Americans maintain a somewhat outdated vision of Canada as a nation of tree huggers and environmentalists. To wit, unlike every other industrialized nation in the world, Canada has regressed on climate change initiatives. In January, Global Legislative Organisation (GLOBE), an environmental NGO, issued its third report on the legislative initiatives of 33 nations. Of the 33 countries, which include China and the United States, GLOBE gave 32 of them credit for making progress in enacting and adopting beneficial environmental legislation. The only nation to go backwards?
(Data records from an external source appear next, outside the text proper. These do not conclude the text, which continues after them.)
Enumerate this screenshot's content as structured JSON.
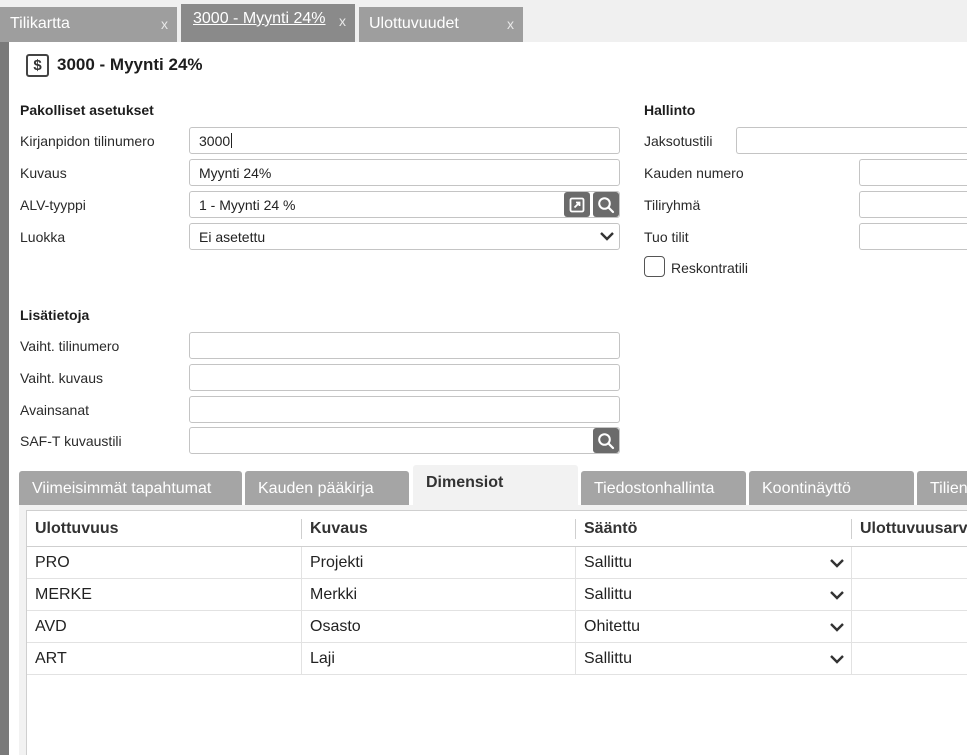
{
  "top_tabs": [
    {
      "label": "Tilikartta",
      "close": "x"
    },
    {
      "label": "3000 - Myynti 24%",
      "close": "x"
    },
    {
      "label": "Ulottuvuudet",
      "close": "x"
    }
  ],
  "page_title": "3000 - Myynti 24%",
  "title_icon": "$",
  "required": {
    "heading": "Pakolliset asetukset",
    "account_number_label": "Kirjanpidon tilinumero",
    "account_number_value": "3000",
    "description_label": "Kuvaus",
    "description_value": "Myynti 24%",
    "vat_type_label": "ALV-tyyppi",
    "vat_type_value": "1 - Myynti 24 %",
    "class_label": "Luokka",
    "class_value": "Ei asetettu"
  },
  "admin": {
    "heading": "Hallinto",
    "accrual_label": "Jaksotustili",
    "accrual_value": "",
    "period_label": "Kauden numero",
    "period_value": "",
    "group_label": "Tiliryhmä",
    "group_value": "",
    "import_label": "Tuo tilit",
    "import_value": "",
    "ledger_label": "Reskontratili",
    "ledger_checked": false
  },
  "extra": {
    "heading": "Lisätietoja",
    "alt_number_label": "Vaiht. tilinumero",
    "alt_number_value": "",
    "alt_desc_label": "Vaiht. kuvaus",
    "alt_desc_value": "",
    "keywords_label": "Avainsanat",
    "keywords_value": "",
    "saft_label": "SAF-T kuvaustili",
    "saft_value": ""
  },
  "bottom_tabs": [
    {
      "label": "Viimeisimmät tapahtumat"
    },
    {
      "label": "Kauden pääkirja"
    },
    {
      "label": "Dimensiot"
    },
    {
      "label": "Tiedostonhallinta"
    },
    {
      "label": "Koontinäyttö"
    },
    {
      "label": "Tilien"
    }
  ],
  "grid": {
    "columns": [
      "Ulottuvuus",
      "Kuvaus",
      "Sääntö",
      "Ulottuvuusarvo"
    ],
    "rows": [
      {
        "dimension": "PRO",
        "description": "Projekti",
        "rule": "Sallittu"
      },
      {
        "dimension": "MERKE",
        "description": "Merkki",
        "rule": "Sallittu"
      },
      {
        "dimension": "AVD",
        "description": "Osasto",
        "rule": "Ohitettu"
      },
      {
        "dimension": "ART",
        "description": "Laji",
        "rule": "Sallittu"
      }
    ]
  },
  "colors": {
    "highlight": "#fbe98a",
    "tab": "#9e9e9e",
    "active_tab": "#8a8a8a"
  }
}
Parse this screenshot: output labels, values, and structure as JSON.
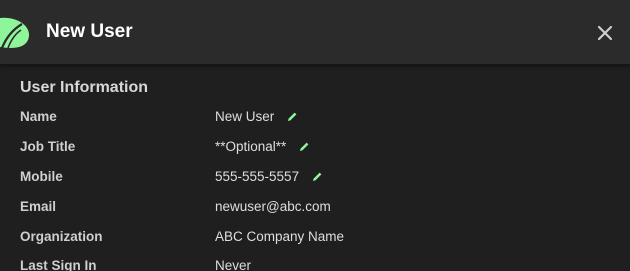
{
  "header": {
    "title": "New User",
    "logo_icon": "green-leaf-logo-icon",
    "close_icon": "close-icon"
  },
  "section": {
    "title": "User Information"
  },
  "fields": [
    {
      "label": "Name",
      "value": "New User",
      "editable": true
    },
    {
      "label": "Job Title",
      "value": "**Optional**",
      "editable": true
    },
    {
      "label": "Mobile",
      "value": "555-555-5557",
      "editable": true
    },
    {
      "label": "Email",
      "value": "newuser@abc.com",
      "editable": false
    },
    {
      "label": "Organization",
      "value": "ABC Company Name",
      "editable": false
    },
    {
      "label": "Last Sign In",
      "value": "Never",
      "editable": false
    }
  ],
  "colors": {
    "accent": "#8ef59a",
    "header_bg": "#2b2b2b",
    "body_bg": "#1f1f1f"
  }
}
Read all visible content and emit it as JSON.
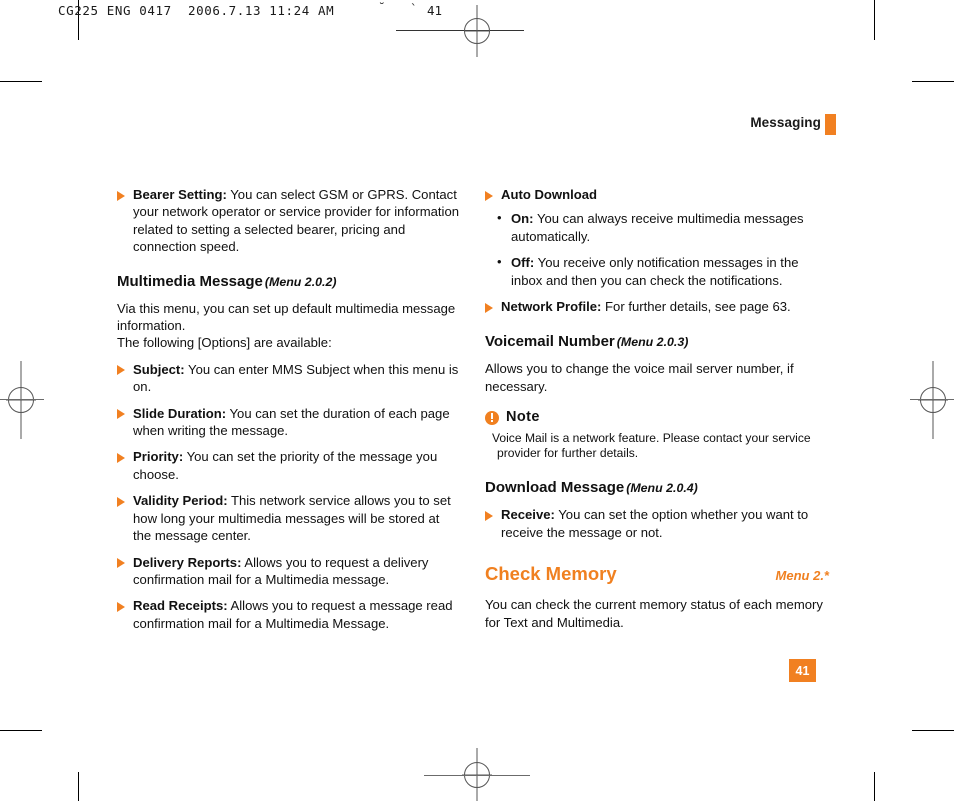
{
  "print_slug": {
    "text": "CG225 ENG 0417  2006.7.13 11:24 AM",
    "mark1": "˘",
    "mark2": "`",
    "page": "41"
  },
  "running_head": {
    "title": "Messaging",
    "accent_color": "#f18021"
  },
  "page_number": "41",
  "left_column": {
    "bullets_top": [
      {
        "term": "Bearer Setting:",
        "text": " You can select GSM or GPRS. Contact your network operator or service provider for information related to setting a selected bearer, pricing and connection speed."
      }
    ],
    "section": {
      "title": "Multimedia Message",
      "menu_ref": "(Menu 2.0.2)",
      "intro_line1": "Via this menu, you can set up default multimedia message information.",
      "intro_line2": "The following [Options] are available:"
    },
    "bullets": [
      {
        "term": "Subject:",
        "text": " You can enter MMS Subject when this menu is on."
      },
      {
        "term": "Slide Duration:",
        "text": " You can set the duration of each page when writing the message."
      },
      {
        "term": "Priority:",
        "text": " You can set the priority of the message you choose."
      },
      {
        "term": "Validity Period:",
        "text": " This network service allows you to set how long your multimedia messages will be stored at the message center."
      },
      {
        "term": "Delivery Reports:",
        "text": " Allows you to request a delivery confirmation mail for a Multimedia message."
      },
      {
        "term": "Read Receipts:",
        "text": " Allows you to request a message read confirmation mail for a Multimedia Message."
      }
    ]
  },
  "right_column": {
    "auto_download": {
      "term": "Auto Download",
      "sub_bullets": [
        {
          "term": "On:",
          "text": " You can always receive multimedia messages automatically."
        },
        {
          "term": "Off:",
          "text": " You receive only notification messages in the inbox and then you can check the notifications."
        }
      ]
    },
    "network_profile": {
      "term": "Network Profile:",
      "text": " For further details, see page 63."
    },
    "voicemail": {
      "title": "Voicemail Number",
      "menu_ref": "(Menu 2.0.3)",
      "body": "Allows you to change the voice mail server number, if necessary."
    },
    "note": {
      "icon": "info-exclamation-icon",
      "title": "Note",
      "line1": "Voice Mail is a network feature. Please contact your service",
      "line2": "provider for further details."
    },
    "download_message": {
      "title": "Download Message",
      "menu_ref": "(Menu 2.0.4)",
      "bullet": {
        "term": "Receive:",
        "text": " You can set the option whether you want to receive the message or not."
      }
    },
    "check_memory": {
      "title": "Check Memory",
      "menu_ref": "Menu 2.*",
      "body": "You can check the current memory status of each memory for Text and Multimedia."
    }
  }
}
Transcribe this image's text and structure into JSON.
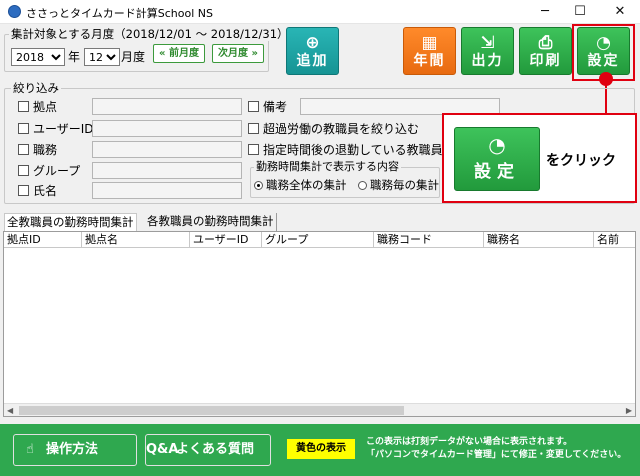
{
  "window": {
    "title": "ささっとタイムカード計算School NS",
    "minimize_label": "─",
    "maximize_label": "☐",
    "close_label": "✕"
  },
  "period": {
    "group_label": "集計対象とする月度（2018/12/01 〜 2018/12/31）",
    "year_value": "2018",
    "year_unit": "年",
    "month_value": "12",
    "month_unit": "月度",
    "prev_label": "« 前月度",
    "next_label": "次月度 »"
  },
  "toolbar": {
    "add_label": "追加",
    "annual_label": "年間",
    "output_label": "出力",
    "print_label": "印刷",
    "settings_label": "設定"
  },
  "filter": {
    "group_label": "絞り込み",
    "base_label": "拠点",
    "userid_label": "ユーザーID",
    "job_label": "職務",
    "group_field_label": "グループ",
    "name_label": "氏名",
    "remarks_label": "備考",
    "overtime_label": "超過労働の教職員を絞り込む",
    "early_leave_label": "指定時間後の退勤している教職員を",
    "display_group_label": "勤務時間集計で表示する内容",
    "radio_all_label": "職務全体の集計",
    "radio_each_label": "職務毎の集計"
  },
  "tabs": [
    {
      "label": "全教職員の勤務時間集計"
    },
    {
      "label": "各教職員の勤務時間集計"
    }
  ],
  "table": {
    "columns": [
      "拠点ID",
      "拠点名",
      "ユーザーID",
      "グループ",
      "職務コード",
      "職務名",
      "名前"
    ]
  },
  "footer": {
    "manual_label": "操作方法",
    "faq_label": "よくある質問",
    "yellow_label": "黄色の表示",
    "note_line1": "この表示は打刻データがない場合に表示されます。",
    "note_line2": "「パソコンでタイムカード管理」にて修正・変更してください。"
  },
  "callout": {
    "button_label": "設定",
    "text": "をクリック"
  },
  "colors": {
    "accent_green": "#2fa84f",
    "teal": "#169494",
    "orange": "#e86a10",
    "highlight_red": "#e00010"
  }
}
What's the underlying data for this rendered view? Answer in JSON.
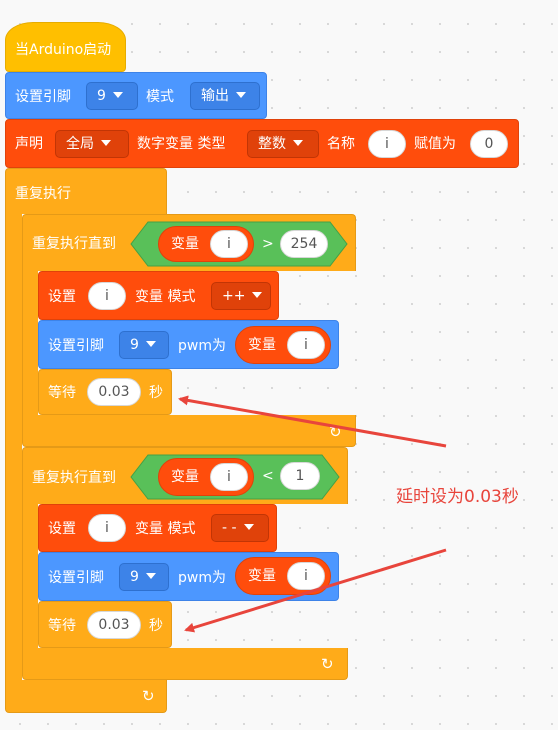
{
  "hat": {
    "label": "当Arduino启动"
  },
  "pin_mode_block": {
    "label": "设置引脚",
    "pin": "9",
    "mode_label": "模式",
    "mode": "输出"
  },
  "declare_block": {
    "label": "声明",
    "scope": "全局",
    "type_label": "数字变量 类型",
    "type": "整数",
    "name_label": "名称",
    "name": "i",
    "assign_label": "赋值为",
    "value": "0"
  },
  "forever": {
    "label": "重复执行"
  },
  "loop1": {
    "label": "重复执行直到",
    "cond": {
      "var_label": "变量",
      "var": "i",
      "op": ">",
      "value": "254"
    },
    "set_block": {
      "label": "设置",
      "var": "i",
      "mode_label": "变量 模式",
      "mode": "++"
    },
    "pwm_block": {
      "label": "设置引脚",
      "pin": "9",
      "pwm_label": "pwm为",
      "var_label": "变量",
      "var": "i"
    },
    "wait_block": {
      "label": "等待",
      "value": "0.03",
      "unit": "秒"
    }
  },
  "loop2": {
    "label": "重复执行直到",
    "cond": {
      "var_label": "变量",
      "var": "i",
      "op": "<",
      "value": "1"
    },
    "set_block": {
      "label": "设置",
      "var": "i",
      "mode_label": "变量 模式",
      "mode": "- -"
    },
    "pwm_block": {
      "label": "设置引脚",
      "pin": "9",
      "pwm_label": "pwm为",
      "var_label": "变量",
      "var": "i"
    },
    "wait_block": {
      "label": "等待",
      "value": "0.03",
      "unit": "秒"
    }
  },
  "annotation": {
    "text": "延时设为0.03秒",
    "color": "#e8453c"
  },
  "colors": {
    "control": "#ffab19",
    "pins": "#4c97ff",
    "variables": "#ff4d0c",
    "operators": "#59c059"
  }
}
Canada.

John Kane, a native activist and writer who hosts a show on Indian affairs on WWKB-AM in Buffalo, says that Idle No More “is about water, land and sovereignty.” Like many who have observed Canadian politics of late, Kane laments that the dominion has been besieged by a warped conservative agenda, characterizing Canadian Prime Minister Stephen Harper as a “cross between Bush and Cheney.” Relations between the tribes and her majesty’s government, strained as they are, worsened as C-45 set off alarms among tribal leaders almost immediately.

“Harper initiated a suite of legislation,” says Kane, “that would lower the threshold to invade native lands and take streams, rivers, minerals, you name it.” Reading between the lines of a “jobs act” in the bill, Kane says that “job creation” is a euphemism for “the opportunity for other countries like China to participate in mineral extraction.”

Idle No More intersected with other activist movements in February when its members joined the massive rally in Washington, D.C., organized by the Sierra Club and 350.org, to call for President Obama to continue the U.S. obstruction of the Keystone XL Pipeline project. An estimated 30,000 to 40,000 protestors descended upon the National Mall. Michael Brune, head of the Sierra Club, was even arrested at the rally, breaking the organization’s longstanding prohibition against civil disobedience. (The rally was also woefully under-reported by corporate media.) President Obama is clearly important in the process and the U.S. has to clear far more regulatory hurdles to move the Keystone project forward. But the pressure to begin construction is coming more from the Canadian government than anywhere else. The Harper administration, with tremendous support from Canadian petro companies, is hell-bent on exploiting the Alberta tar sands, no matter how environmentally catastrophic the process is.

“This is an area the size of Florida,” says Kane. “The bottom line is Canada can make a lot of money by raping Alberta.”

Idle No More goes beyond the Keystone Pipeline. This week I spoke with Yoni Miller, who is the president of Occupy Wall Street—an intentionally ironic title as Occupy continues to be an amorphous, leaderless and volunteer movement. I reached out to him because the Occupy outlets were among the relatively few areas to obtain any information outside of native publications. Regarding C-45 and the potential toll on native territory, Miller said, “We all know it’s more than that—it’s about the ongoing and existing process of colonialization.” He also believes the tribes have better insight to environmental issues because of “their unique relationship to the land.” 

On Jan. 5 of this year Yoni was invited to Akwesasne, the Mohawk territory that straddles the St. Lawrence River between New York and Ontario. For several hours Iroquois members of Idle No More shut down the Seaway International Bridge between the U.S. and Canada—an experience Miller called “humbling.” When I asked him whether he felt Occupy had fueled any of the confidence in Idle No More, he was reluctant to take anything away from what had been accomplished.

“It may not have been possible without the energy from Occupy,” he said, but then quickly added, “but these people were activists before we were even born.  Indigenous resistance has been going on since 1492. It’s what makes this different.”

Both Occupy and Idle are relatively quiet at the moment. But John Kane and Yoni Miller independently expressed the same sentiment that spring is the season of awakening and that both groups will be on the move. Perhaps they will jolt the mainstream media from their hibernation as well, though I doubt it. These particular bears appear to be idle, forever more. 

 

Illustration by Jon Moreno